Gustav Mahler was an Austrian composer and conductor. His compositional output was limited to songs, song cycles including with orchestra (Lieder eines fahrenden Gesellen, Rückert Lieder, Kindertotenlieder, Das Lied von der Erde), and symphonies (nine complete and a tenth that was incomplete at his death). However, the symphonies especially, have, since the centenary of his birth, acquired canonic status in the performance repertoire. With their deep psychological narratives, they are highly wrought, expansive works, many of them including voices, that are admired for their intensely cathartic quality. Extensive and ongoing research into his compositions as well as his conducting activities have revealed Mahler to be one of the 20th century’s most significant figures of European art music.
Mahler was born on July 7, 1860, in Kalischt, near Iglau, in Bohemia (now in the Czech Republic). The eldest of six children in a middle-class Jewish family, he was the local piano prodigy by age 10 and in 1875, was accepted into the Vienna Conservatory. While there, composition was his primary subject; he was one of many students inspired by the music of Richard Wagner, and thus supported the burgeoning modernist trend. He later attended courses at Vienna University, where he became acquainted with Anton Bruckner, whose music he later championed as a conductor.
Mahler’s conducting career proceeded through positions in increasingly prestigious theatres in Central Europe. He began at Bad Hall, south of Linz, then moved on to Kassel (1883–5), Prague (1885–6), Leipzig (1886–8), Budapest (1888–91), Hamburg (1891–7), and finally to Vienna’s Hofoper in 1897. His directorship there, which was facilitated by his conversion to Catholicism and lasted until 1907, was distinguished particularly by productions with innovative stage designs by the Secessionist artist Alfred Roller.
Mahler gained a reputation for being a very demanding and exacting conductor. Yet, while his volatile temper got him into trouble with musicians, singers, and the theatre administration many times, the results he got in performance were undeniably powerful, and audiences flocked to see him at the podium. In Hamburg, then later in Vienna, Mahler also conducted orchestral subscription concerts, often with adventurous programming that included idiosyncratic (and frequently controversial) interpretations of oft-performed “classics” by composers like Ludwig van Beethoven and Robert Schumann.

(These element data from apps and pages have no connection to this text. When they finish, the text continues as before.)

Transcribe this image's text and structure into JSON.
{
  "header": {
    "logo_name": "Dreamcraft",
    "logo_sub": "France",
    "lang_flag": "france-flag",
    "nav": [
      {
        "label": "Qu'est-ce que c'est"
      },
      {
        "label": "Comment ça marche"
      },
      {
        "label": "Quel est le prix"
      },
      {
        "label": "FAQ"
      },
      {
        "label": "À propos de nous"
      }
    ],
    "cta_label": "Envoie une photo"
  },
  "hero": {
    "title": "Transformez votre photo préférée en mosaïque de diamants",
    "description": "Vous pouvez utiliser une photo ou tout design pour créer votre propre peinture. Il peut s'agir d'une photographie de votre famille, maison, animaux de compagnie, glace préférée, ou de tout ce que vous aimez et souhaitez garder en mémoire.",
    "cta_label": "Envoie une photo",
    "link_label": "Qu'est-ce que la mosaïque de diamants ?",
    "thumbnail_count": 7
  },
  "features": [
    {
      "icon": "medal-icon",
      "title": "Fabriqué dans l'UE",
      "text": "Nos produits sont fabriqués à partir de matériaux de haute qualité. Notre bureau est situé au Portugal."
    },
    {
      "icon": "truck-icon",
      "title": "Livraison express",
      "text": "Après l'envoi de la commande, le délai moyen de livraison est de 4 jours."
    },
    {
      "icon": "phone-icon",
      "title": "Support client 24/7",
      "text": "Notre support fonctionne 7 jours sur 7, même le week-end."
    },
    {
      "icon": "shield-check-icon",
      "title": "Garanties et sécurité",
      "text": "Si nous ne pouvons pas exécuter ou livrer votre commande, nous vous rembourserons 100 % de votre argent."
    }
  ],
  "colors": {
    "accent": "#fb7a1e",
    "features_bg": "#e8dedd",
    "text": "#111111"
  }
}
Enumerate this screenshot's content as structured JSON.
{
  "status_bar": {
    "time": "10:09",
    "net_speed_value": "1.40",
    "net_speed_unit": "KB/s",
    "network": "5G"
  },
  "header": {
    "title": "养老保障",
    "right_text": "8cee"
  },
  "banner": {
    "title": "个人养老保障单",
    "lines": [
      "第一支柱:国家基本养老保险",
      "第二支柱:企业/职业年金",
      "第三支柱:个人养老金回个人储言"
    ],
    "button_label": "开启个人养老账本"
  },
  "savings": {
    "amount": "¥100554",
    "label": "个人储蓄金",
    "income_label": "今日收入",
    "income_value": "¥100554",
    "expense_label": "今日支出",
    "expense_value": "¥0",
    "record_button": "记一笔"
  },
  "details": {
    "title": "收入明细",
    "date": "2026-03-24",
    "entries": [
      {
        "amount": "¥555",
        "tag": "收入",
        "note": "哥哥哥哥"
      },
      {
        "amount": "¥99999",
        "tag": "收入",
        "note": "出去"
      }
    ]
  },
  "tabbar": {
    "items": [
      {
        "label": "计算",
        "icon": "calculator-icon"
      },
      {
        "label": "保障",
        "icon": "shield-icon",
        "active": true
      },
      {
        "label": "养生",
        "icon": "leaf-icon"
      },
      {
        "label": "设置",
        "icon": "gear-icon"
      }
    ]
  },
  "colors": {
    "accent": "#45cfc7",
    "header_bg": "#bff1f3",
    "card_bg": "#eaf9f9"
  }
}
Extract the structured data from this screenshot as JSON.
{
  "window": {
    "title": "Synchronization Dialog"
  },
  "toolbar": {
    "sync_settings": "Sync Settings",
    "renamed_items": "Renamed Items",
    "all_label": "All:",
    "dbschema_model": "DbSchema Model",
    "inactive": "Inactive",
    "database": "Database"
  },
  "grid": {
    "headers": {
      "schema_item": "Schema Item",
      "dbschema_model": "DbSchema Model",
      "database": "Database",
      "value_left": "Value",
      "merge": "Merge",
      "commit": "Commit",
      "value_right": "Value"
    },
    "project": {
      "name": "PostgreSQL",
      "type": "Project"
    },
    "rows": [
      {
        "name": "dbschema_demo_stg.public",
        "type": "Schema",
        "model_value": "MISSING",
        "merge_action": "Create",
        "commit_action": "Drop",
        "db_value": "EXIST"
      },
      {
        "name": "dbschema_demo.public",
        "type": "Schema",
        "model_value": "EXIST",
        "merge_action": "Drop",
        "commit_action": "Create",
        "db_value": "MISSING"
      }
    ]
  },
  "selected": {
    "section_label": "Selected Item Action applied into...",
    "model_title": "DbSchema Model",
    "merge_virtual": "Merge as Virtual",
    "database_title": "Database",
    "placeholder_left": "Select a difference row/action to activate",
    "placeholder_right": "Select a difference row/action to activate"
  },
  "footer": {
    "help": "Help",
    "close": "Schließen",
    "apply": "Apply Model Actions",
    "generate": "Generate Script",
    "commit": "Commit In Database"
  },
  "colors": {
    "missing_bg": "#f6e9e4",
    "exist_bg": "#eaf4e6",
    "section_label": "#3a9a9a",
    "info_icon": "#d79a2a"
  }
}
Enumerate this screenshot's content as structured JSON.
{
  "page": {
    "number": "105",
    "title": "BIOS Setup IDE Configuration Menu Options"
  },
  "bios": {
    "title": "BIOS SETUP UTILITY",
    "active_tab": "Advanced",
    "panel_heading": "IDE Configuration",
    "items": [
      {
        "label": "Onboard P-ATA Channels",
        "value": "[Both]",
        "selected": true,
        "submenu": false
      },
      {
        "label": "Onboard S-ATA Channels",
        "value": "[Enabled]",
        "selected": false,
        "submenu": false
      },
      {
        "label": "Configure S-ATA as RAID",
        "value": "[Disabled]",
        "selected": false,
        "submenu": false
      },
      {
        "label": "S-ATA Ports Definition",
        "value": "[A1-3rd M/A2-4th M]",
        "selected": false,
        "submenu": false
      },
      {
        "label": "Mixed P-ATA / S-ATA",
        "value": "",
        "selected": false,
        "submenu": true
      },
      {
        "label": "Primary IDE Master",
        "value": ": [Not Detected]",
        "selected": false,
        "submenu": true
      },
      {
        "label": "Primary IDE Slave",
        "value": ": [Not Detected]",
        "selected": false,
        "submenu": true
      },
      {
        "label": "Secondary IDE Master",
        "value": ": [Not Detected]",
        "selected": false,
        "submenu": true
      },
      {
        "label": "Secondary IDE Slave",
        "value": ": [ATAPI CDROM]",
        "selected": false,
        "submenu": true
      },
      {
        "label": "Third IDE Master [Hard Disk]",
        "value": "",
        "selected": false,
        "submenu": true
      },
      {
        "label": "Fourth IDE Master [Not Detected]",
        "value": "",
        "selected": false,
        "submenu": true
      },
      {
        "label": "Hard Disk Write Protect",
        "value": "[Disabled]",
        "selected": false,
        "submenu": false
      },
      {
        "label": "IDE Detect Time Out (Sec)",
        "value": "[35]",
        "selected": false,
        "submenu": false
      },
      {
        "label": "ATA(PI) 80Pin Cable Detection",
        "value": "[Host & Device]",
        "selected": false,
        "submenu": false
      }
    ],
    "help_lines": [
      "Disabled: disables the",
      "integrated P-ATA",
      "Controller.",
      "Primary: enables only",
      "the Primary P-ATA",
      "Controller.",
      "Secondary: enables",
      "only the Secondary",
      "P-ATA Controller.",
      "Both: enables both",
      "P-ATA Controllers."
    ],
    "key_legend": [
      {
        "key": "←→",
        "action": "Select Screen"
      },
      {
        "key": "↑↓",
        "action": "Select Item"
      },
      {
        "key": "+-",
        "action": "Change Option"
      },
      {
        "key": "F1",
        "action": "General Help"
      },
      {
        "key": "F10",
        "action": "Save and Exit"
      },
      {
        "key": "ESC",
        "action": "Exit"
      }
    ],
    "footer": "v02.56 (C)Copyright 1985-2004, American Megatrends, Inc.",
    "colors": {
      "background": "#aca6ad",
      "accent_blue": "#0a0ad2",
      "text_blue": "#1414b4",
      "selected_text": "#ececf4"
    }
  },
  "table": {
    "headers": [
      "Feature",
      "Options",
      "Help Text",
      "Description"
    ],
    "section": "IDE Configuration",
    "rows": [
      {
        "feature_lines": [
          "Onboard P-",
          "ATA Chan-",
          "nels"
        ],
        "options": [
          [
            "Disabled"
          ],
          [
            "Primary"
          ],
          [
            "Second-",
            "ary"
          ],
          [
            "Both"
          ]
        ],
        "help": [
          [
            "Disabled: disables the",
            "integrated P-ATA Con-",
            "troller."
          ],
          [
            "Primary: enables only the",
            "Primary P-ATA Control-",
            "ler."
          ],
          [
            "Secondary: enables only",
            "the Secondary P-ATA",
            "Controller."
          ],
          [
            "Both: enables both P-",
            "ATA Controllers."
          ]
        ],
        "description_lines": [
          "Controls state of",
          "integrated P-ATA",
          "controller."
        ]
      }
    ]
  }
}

In 1902, he married the composer Alma Schindler, with whom he had two daughters (the elder Maria died in 1907 from scarlet fever and diptheria). Meanwhile, he wrote and conducted his own symphonies to increasing critical acclaim, with premieres being highly anticipated events. In 1907, the same year he was diagnosed with a heart defect, Mahler crossed the Atlantic to conduct two seasons at New York’s Metropolitan Opera House, followed by two seasons with the New York Philharmonic. In February 1911, he contracted bacterial endocarditis, and following attempts at treatment in Paris, he died in Vienna on May 18, 1911.
By Dr. Hannah Chan-Hartley